Late last year I had the pleasure of participating in Oregon’s Ocean Science Trust Summit, a think tank of Oregon’s premier ocean scientists and researchers convening for 2 days to prioritize our state’s most pressing marine science and policy issues. The event was an incredible opportunity for Surfrider to participate in, particularly with our organization’s focus on arising ocean issues and key actions to support solutions. With 65 top ocean minds coming together for the event, my role as a facilitator of one of the breakout groups provided us keen insight on how scientists and researchers are thinking about our changing ocean and the role of science and policy can play.

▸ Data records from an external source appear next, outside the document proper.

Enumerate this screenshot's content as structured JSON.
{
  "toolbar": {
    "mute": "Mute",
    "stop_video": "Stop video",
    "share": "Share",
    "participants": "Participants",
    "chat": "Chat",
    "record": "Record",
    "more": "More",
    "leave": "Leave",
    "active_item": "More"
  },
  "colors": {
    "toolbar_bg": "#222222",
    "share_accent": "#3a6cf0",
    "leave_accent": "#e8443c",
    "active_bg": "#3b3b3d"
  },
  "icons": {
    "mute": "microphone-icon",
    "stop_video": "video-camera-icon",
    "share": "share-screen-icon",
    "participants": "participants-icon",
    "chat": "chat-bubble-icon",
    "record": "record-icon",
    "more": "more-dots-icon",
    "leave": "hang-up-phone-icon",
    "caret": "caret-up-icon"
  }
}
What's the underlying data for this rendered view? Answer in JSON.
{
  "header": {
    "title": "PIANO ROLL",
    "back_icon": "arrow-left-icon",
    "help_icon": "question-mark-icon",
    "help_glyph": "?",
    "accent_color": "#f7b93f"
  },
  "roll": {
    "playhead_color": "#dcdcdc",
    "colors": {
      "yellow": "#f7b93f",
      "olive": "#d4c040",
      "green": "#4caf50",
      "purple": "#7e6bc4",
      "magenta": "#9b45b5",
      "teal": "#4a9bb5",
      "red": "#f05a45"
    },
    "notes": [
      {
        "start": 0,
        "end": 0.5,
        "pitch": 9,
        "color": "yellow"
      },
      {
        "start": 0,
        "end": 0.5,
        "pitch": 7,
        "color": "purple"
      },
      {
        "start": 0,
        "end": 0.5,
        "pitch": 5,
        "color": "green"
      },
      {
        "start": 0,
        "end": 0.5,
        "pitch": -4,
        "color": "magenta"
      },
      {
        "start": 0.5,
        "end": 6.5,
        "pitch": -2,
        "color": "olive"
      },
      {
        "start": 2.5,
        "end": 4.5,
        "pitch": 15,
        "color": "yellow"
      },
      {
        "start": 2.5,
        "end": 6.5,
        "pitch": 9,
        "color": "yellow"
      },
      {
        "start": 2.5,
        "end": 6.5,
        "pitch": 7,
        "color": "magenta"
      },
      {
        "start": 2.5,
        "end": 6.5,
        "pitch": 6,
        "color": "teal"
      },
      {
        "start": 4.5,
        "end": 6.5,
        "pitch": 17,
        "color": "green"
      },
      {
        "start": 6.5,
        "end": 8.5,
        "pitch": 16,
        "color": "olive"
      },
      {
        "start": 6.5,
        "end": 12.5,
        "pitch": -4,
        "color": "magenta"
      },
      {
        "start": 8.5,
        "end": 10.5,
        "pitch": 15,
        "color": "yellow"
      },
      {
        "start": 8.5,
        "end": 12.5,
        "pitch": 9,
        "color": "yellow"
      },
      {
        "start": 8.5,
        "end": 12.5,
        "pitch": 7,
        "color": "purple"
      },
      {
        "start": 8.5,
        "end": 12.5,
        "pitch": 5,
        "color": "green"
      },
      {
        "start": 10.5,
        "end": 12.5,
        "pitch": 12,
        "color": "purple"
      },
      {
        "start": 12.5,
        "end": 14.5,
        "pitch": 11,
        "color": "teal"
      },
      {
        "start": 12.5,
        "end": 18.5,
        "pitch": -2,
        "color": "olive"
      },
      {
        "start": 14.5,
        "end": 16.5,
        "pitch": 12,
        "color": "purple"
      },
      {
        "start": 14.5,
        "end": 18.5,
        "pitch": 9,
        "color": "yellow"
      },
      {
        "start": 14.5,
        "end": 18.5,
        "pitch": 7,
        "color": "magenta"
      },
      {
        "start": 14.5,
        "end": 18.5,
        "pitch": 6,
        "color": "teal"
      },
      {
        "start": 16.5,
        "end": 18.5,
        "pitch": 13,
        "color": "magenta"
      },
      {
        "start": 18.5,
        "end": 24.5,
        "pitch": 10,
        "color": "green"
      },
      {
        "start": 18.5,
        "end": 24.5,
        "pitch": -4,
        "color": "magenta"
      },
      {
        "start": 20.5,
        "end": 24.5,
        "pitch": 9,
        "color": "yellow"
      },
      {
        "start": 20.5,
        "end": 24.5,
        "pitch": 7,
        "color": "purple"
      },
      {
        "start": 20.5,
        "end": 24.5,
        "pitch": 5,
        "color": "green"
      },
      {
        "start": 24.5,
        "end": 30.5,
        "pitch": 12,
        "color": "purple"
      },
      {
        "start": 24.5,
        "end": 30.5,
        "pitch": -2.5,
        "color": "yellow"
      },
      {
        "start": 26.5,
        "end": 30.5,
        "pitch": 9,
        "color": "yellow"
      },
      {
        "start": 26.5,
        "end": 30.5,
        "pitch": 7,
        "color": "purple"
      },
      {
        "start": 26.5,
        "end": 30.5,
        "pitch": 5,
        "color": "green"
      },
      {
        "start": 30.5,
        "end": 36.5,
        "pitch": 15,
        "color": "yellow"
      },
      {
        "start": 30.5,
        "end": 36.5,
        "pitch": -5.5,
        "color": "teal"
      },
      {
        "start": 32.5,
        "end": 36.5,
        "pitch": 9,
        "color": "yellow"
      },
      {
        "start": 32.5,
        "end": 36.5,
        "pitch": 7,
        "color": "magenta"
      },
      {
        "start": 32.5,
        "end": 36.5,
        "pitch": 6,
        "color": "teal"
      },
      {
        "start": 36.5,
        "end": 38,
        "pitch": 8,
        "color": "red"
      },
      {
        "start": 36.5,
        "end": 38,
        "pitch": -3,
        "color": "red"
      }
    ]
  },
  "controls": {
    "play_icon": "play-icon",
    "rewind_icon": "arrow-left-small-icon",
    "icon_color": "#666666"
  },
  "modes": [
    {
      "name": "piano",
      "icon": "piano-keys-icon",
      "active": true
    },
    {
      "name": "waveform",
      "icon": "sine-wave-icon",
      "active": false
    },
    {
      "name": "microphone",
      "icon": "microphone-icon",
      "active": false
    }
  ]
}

Oregon’s Ocean Science Trust (OOST) was created in 2013 as an effort to support funding of key ocean science for the management of our incredibly valuable ocean and coastal resources. Indeed Oregon’s coastal communities are intimately connected to the balance of these resources but so are all Oregonians who care to experience wildlife, eat seafood, or even take a clean breath of air from the oxygen our ocean provides.
“We know that all Oregonians, in fact all humans in these and future generations, benefit from a healthy productive ocean,” says Laura Anderson, Chair of the OOST. “Blue carbon ecosystems, food production, jobs and communities are all vulnerable to the increasing rate of change in our oceans. OOST’s ability to catalyze and fund collaborative science, build ocean knowledge, inform sound policy decisions, and generate creative ocean and coastal solutions is our contribution to society.”
Outcomes of the workshop are summarized in this incredibly thorough technical Ocean Science Summit Report of participant ideas, experiences and hopes for the future of ocean science in Oregon. Below are some key recommendations following this report from the OOST leadership and how Surfrider is working to advance policy and actions on these efforts:
1) Oregon’s future ocean science will need to have some grounding in long-term monitoring and studying changes in climate and ocean conditions. As such Surfrider’s legislative campaign work in 2024 will be focused on supporting key funding for Oregon’s Marine Reserve Program, the state’s only place-based long-term monitoring of our nearshore ocean.
2) Oregon’s ocean science must strive to recognize and encourage more forms of knowledge and understanding than traditional science. Surfrider’s chapter network will continue to build on our community science programs such as Blue Water Task Force and strive to build stronger partnerships and support advancement of cultural knowledge in science and management.
3) Oregon’s ocean science must endeavor to better articulate and make connections with how science can support the health and well-being of people and communities. Surfrider will continue to ground our work through our grassroots network of chapters and volunteers, and prioritize our campaign efforts to address key solutions that support the health of people.
Undoubtedly there is much work ahead of us, but with Oregon's dedicated minds, hearts and souls convening in this fashion, we have an incredible opportunity to chart a better future for our changing oceans and all of us who depend on it.